Friendly, Challenging, Rewarding

If you had to eat one meal every day, for the rest of your life, what would it be?

Chicken and chips

What books are at your bedside?

The Walking Dead

What did you want to be when growing up?

A fireman 🙂

Ryan_working

Xamarin acquired by Microsoft

Hi, it’s me again – Rufus. It is that time of the year again where I write a technical blog!

You may have read my previous post about the Apple technologies that were announced a few months ago. With the recent announcement that Xamarin has been acquired by Microsoft, I thought it was an appropriate time to share some of my thoughts with the world! This blog post will share a little bit our history with Xamarin technologies – and some of our thoughts on the recent news.

How we got into Xamarin

When Linknode first dipped into the world of mobile applications, it was only natural for us to begin investigating the Windows Phone platform, due to our developers having a rich history with Windows desktop and server based technologies. After creating a number of Windows Phone applications – to gain some experience with intricacies of mobile development we looked into expanding to the other platforms. Driven by our development history, our desire to build Augmented Reality applications and the small size of our development team the following requirements were important to us:

  • Share as much code as much as possible
  • Provide the user with a “Native” experience – Each application should follow the idioms of the device it is running on
  • The ability to write high performance – real time applications
  • Ideally we should be able to reuse our .net/C# skills and code.

The above list of requirements is quite steep – but the first three are easily possible using available tools. However back then, most people thought C# was a Microsoft technology and was not supported by other platforms… or was it? This is where Xamarin comes in!

xamagonXamarin
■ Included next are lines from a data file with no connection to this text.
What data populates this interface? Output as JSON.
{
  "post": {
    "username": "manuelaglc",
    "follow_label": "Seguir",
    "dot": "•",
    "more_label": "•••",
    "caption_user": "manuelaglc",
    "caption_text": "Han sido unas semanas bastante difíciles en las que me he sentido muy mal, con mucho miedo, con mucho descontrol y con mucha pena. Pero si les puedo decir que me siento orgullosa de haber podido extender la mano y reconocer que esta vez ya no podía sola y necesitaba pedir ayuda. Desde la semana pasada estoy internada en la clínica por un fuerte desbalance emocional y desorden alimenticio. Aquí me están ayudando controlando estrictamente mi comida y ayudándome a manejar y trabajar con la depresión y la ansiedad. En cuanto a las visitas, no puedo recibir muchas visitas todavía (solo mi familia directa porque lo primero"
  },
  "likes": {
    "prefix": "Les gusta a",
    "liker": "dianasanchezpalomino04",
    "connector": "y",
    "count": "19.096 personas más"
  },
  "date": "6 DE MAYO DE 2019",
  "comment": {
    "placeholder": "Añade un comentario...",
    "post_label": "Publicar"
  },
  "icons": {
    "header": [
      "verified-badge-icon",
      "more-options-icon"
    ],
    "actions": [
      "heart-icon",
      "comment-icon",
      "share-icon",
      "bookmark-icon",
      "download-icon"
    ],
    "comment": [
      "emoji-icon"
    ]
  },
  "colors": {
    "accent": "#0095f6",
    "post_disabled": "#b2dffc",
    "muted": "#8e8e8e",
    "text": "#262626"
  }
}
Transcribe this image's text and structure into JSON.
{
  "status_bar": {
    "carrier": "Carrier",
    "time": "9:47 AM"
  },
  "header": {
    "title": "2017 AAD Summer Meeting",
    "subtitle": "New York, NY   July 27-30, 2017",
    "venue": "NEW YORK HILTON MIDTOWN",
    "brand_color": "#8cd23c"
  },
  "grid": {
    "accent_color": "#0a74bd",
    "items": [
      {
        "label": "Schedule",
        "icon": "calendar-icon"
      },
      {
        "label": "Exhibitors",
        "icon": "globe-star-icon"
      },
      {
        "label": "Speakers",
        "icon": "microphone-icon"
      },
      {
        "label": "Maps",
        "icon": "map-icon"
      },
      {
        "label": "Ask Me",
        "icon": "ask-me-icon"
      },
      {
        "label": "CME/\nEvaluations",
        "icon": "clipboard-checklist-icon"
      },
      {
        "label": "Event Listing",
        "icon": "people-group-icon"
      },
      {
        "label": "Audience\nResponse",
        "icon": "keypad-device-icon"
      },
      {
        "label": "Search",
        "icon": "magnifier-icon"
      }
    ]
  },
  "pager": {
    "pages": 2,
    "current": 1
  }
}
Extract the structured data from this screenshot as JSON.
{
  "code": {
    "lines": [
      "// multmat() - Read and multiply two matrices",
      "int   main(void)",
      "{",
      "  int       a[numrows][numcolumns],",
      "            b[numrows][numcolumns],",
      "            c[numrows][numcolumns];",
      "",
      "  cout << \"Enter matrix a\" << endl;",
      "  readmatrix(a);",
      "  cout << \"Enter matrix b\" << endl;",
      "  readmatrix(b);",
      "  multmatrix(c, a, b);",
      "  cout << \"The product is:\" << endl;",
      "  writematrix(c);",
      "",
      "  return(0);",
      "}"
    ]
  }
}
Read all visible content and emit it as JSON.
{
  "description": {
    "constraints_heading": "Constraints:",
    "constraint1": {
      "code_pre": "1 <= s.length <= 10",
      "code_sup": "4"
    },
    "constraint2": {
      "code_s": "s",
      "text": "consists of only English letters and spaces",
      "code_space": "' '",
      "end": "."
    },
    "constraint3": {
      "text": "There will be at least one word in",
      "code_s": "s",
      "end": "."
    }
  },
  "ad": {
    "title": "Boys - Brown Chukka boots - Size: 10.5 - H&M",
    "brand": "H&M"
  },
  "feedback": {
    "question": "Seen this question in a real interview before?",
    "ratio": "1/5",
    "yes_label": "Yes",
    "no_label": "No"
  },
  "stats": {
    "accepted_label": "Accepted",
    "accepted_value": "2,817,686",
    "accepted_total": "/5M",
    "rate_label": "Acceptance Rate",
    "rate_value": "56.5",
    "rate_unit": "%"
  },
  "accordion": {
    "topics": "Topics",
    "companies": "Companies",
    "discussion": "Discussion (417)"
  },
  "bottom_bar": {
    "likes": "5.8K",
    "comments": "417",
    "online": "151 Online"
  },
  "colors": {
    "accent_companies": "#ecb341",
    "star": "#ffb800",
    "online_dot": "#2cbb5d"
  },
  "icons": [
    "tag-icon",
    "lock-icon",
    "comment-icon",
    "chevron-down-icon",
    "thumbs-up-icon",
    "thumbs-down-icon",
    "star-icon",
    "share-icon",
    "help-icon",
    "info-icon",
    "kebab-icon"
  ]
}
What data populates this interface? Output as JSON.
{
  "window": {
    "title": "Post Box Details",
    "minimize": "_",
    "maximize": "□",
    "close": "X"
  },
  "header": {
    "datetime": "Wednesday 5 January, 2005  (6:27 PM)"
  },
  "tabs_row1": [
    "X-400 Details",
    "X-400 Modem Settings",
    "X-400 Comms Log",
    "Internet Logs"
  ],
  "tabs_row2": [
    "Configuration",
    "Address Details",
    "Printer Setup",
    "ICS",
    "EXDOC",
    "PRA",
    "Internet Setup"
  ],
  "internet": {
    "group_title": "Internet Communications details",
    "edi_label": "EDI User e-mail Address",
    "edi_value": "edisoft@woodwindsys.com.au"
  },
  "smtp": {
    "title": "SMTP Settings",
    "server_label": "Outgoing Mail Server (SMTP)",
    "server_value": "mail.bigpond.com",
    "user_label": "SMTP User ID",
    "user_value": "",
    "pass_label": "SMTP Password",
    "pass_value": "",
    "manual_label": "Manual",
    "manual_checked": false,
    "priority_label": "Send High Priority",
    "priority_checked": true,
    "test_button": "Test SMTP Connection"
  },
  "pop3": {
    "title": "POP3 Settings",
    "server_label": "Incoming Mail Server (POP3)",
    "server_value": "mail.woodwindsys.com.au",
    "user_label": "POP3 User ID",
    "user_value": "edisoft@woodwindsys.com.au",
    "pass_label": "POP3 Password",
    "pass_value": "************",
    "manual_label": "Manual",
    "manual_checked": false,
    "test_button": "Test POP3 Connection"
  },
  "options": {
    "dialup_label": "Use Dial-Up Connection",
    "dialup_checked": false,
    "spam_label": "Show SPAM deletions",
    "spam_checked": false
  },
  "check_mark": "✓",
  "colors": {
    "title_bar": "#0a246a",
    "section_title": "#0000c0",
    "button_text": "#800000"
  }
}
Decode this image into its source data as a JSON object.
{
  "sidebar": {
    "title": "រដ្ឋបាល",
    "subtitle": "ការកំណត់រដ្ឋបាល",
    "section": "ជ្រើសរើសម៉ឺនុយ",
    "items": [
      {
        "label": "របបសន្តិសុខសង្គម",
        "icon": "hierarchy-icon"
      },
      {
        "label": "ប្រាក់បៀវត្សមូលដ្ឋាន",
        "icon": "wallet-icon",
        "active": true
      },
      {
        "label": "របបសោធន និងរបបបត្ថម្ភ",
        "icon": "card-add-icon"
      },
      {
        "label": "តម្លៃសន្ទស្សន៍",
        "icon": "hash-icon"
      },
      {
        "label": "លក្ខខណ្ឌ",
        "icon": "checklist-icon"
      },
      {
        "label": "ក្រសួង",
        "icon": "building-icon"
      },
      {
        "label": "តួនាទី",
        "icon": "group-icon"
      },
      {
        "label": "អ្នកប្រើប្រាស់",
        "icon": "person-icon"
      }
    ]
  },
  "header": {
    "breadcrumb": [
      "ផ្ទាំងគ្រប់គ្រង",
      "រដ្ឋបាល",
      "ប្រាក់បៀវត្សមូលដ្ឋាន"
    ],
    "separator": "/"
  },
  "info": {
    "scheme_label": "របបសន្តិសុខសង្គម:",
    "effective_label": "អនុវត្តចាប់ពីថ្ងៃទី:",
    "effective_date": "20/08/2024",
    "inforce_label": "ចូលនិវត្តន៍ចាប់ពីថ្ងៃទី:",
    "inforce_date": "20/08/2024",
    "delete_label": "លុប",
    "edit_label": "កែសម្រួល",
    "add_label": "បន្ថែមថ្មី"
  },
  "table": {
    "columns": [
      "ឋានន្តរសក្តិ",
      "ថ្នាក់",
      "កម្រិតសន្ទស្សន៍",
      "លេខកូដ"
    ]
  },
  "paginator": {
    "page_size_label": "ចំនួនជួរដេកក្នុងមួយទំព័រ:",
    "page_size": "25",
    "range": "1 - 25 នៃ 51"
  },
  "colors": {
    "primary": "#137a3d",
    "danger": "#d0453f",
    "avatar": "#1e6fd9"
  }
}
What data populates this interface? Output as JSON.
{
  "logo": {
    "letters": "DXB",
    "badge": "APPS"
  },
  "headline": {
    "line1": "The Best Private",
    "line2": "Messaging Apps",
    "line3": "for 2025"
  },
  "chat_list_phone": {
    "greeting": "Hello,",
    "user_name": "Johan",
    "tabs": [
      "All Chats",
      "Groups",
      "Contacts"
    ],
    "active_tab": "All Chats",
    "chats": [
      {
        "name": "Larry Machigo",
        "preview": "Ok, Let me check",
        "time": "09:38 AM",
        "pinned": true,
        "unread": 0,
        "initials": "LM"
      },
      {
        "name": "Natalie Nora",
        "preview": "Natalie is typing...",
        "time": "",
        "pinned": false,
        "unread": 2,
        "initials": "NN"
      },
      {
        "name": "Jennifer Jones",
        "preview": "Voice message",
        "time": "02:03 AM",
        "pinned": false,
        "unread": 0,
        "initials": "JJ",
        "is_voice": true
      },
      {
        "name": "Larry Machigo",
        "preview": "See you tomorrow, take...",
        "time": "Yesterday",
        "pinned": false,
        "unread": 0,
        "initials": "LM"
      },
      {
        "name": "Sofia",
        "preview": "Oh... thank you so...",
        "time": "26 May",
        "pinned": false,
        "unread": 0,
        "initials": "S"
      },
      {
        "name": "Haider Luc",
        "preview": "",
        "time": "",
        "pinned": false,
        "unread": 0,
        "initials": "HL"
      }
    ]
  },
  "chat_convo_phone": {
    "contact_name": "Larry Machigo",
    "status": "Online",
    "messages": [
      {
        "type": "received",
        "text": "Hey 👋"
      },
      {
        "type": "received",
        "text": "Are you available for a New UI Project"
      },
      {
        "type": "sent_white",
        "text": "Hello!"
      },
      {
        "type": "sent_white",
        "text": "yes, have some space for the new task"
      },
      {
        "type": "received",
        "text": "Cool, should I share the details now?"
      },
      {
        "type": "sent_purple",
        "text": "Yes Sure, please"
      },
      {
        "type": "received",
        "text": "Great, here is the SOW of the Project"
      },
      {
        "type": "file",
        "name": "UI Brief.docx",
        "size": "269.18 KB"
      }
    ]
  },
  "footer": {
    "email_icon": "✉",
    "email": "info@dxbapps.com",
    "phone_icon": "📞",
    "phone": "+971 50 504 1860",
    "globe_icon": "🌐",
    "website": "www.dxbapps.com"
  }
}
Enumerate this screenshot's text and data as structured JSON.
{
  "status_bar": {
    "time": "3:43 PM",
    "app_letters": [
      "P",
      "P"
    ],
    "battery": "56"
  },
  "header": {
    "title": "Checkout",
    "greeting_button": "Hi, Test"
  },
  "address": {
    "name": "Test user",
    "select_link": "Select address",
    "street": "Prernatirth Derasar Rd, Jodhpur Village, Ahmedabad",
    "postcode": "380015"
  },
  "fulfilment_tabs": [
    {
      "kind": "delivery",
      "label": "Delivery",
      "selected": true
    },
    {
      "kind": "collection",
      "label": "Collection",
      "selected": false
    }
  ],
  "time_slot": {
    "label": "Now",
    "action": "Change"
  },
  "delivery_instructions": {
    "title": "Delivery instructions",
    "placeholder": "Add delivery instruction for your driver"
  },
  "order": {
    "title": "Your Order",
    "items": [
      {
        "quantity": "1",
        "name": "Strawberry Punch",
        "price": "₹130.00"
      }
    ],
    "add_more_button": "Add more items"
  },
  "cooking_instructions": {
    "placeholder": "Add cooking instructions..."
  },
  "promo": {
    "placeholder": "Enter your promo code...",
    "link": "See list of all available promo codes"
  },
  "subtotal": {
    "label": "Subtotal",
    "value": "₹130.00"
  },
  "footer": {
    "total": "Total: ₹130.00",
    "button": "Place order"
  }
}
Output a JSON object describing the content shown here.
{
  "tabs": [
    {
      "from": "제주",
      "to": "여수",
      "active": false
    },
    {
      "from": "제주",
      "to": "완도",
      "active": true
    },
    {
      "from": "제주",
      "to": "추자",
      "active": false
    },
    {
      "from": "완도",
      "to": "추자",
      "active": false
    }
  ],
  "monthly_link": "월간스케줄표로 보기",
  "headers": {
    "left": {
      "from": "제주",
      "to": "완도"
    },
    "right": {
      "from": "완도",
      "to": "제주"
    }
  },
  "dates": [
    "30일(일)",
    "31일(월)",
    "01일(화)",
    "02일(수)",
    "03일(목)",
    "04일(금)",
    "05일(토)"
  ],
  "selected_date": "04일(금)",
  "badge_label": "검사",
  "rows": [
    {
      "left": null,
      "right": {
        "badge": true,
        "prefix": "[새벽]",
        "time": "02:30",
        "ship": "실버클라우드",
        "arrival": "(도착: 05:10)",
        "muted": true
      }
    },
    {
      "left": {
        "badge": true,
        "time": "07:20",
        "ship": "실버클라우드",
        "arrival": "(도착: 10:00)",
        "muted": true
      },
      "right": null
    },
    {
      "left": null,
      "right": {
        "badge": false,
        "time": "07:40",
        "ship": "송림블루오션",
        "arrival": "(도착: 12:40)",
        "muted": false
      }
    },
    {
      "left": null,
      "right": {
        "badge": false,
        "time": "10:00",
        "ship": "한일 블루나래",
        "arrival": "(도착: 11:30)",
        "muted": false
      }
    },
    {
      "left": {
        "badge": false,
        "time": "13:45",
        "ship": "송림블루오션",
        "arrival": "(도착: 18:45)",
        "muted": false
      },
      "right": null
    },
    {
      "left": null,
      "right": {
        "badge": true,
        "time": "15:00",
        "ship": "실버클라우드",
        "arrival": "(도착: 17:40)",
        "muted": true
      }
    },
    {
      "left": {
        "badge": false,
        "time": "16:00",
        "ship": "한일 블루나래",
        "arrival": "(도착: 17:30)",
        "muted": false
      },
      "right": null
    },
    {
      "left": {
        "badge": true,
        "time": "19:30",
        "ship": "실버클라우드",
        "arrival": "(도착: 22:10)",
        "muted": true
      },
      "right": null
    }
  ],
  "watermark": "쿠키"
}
We started building some simple test applications to try out the Xamarin technologies and were highly impressed with the quality of the output, and also the lack of a steep learning curve.

Xamarin is based on the “Mono” runtime and allows you to write applications in C# for Android, iOS, Windows and Mac. Xamarin allowed us to share a large amount of code and make use of our experience with C# and the general richness of the large “.net” based API’s.

Some other options at the time were not sounding so promising. This is not to say switching to Xamarin was without issues. As an “early bird” user of Xamarin we had some issues such as the primitive nature and stability of the development tools. However we have seen the Xamarin toolchain go through various phrases of re-branding and improvements and it has now emerged as a stable and somewhat mature development platform. The Xamarin developer Ecosystem is full of libraries/components developers can make use of to accelerate development without sacrificing the experience for the end user. Another point of note is that if you are a native iOS/Android developer with a lack of sharp experience as I was – switching to Xamarin is extremely easy. All the API’s and built-in Frameworks you are familiar with are still there and easily accessed from C#.

code-sharing1

 

Acquisition + conclusion

We are happy with the decision to go down the route of building cross platform applications using Xamarin and are pleased with the somewhat expected acquisition. We hope the recent news will enrich the Xamarin development community further, not only by generating more interest for the Xamarin toolchain and growing the size of the community – but also to aid in breathing some new life into the windows mobile space.

Either way I am sure having the great experience of a company such as Microsoft cannot be a bad thing. If any of you are deliberating whether to investigate Xamarin for your own projects I strongly recommend you try it out!

xamarin-joins-microsoft